  • Advantages: more efficient, makes class loader unloading easier
  • Disadvantages: if java.lang.Class objects are stored in per-loader memory, their references must be tracked manually.
  • Comments: this one is pretty much a no brainer
  • Origin: SableVM

Bi-directional object layout

  • Idea: let objects' primitive fields grow upward from the object head and let reference fields grow downward from the object head. Object pointers pointing to objects themselves containing object references therefore point into the middle of the object's memory area.
  • Advantages: all object references are contiguous, which makes following these references during garbage collection, etc. easier and simpler.
  • Disadvantages: object head (lockword, vtable pointer, etc) is not necessarily at the beginning of an object's memory area, which can mean extra work to find the head when iterating through the heap e.g. during mark/sweep GC. Etiene notes that there is a performance degradation, mainly due to poor locality of this layout.
  • Origin: SableVM

Spinless thin-locks

  • Idea: compare-and-swap instruction used to grab an object lock in the common case of no contention, otherwise fall back to mutexes.
  • Advantages: very efficient
  • Disadvantages: some assembly required
  • Comments: using some form of thin locks is a no-brainer
  • Origin: lots of people. SableVM has a nice version of this algorithm.

SableVM thread state tracking

  • Idea: use compare-and-swap to transition threads from running in Java mode vs. running in native mode, and to detect a "stop the world" operation.
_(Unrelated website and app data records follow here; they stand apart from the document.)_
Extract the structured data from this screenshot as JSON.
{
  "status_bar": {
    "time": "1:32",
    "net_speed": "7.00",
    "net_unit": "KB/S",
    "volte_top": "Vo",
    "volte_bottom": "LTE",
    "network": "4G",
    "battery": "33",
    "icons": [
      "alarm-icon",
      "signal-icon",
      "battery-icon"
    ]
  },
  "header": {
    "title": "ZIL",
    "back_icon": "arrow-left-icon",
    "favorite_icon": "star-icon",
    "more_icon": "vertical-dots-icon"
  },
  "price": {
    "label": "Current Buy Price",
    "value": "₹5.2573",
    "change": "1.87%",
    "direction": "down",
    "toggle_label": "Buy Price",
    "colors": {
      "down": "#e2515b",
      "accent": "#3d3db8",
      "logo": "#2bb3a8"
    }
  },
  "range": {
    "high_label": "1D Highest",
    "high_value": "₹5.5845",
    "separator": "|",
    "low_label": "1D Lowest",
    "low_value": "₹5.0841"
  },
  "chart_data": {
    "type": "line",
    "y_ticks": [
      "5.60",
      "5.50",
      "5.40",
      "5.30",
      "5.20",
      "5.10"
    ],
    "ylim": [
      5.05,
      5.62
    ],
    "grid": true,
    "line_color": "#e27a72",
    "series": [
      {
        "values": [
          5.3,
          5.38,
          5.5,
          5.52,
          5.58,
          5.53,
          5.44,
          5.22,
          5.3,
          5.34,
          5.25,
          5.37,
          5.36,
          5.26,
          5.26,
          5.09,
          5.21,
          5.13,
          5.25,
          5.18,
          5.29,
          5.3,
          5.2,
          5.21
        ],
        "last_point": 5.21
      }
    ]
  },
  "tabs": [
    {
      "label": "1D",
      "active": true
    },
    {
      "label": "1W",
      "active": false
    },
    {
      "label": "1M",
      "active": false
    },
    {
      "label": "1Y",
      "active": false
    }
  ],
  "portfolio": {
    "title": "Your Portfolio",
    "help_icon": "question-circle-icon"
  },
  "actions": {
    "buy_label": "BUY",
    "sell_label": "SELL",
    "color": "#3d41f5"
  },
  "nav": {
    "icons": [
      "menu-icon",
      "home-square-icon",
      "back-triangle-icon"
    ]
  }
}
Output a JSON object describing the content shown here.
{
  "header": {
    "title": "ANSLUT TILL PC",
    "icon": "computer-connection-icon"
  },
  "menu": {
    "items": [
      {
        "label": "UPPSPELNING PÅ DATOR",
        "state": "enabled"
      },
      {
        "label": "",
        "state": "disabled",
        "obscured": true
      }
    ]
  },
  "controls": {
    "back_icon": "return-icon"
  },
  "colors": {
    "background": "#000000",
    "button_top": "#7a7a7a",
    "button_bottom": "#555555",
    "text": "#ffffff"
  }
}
When a Java thread goes into "native mode", i.e., it invokes a JNI function or some other blocking system call like pthread_cond_wait(), it has to detach itself in some sense from the JVM so that the JVM doesn't get stuck waiting indefinitely for it to return.
  • Advantages: very efficient implementation for Java locking
  • Disadvantages: none known
  • Origin: SableVM

Signals for thread notification

  • Idea: threads must periodically check whether they need to do something. Typically this is done at backward branches. To make this check efficient, have the thread read a byte from a well-known page of mmap()'d memory. When another thread wants the thread to check-in, it simply maps that page unreadable. The target thread gets a signal, it does whatever check required, the page is re-mapped readable, and the target thread returns from the signal and continues on its merry way.
  • Advantages: efficient way to enforce checking in
  • Disadvantages: requires mmap() and signals, signal latency can be an issue if the notification delay is critical, eg gc safepoints (see the paper from some Sun guys about this)
  • Origin: unknown/multiple; implemented in lots of places.

Inline threaded interpreter

  • Idea: similar to a direct threaded interpreter, but in the preparation step copy the code segment of some opcodes instead of pointer + data.
  • Advantages: faster interpreter.
  • Disadvantages: deciding with code segments can be inlined is a non-trivial, non-portable issue. A conservative approach will result in worse performance.
  • Origin: SableVM

JVM_Implementation_Ideas (last edited 2009-09-20 21:55:14 by localhost)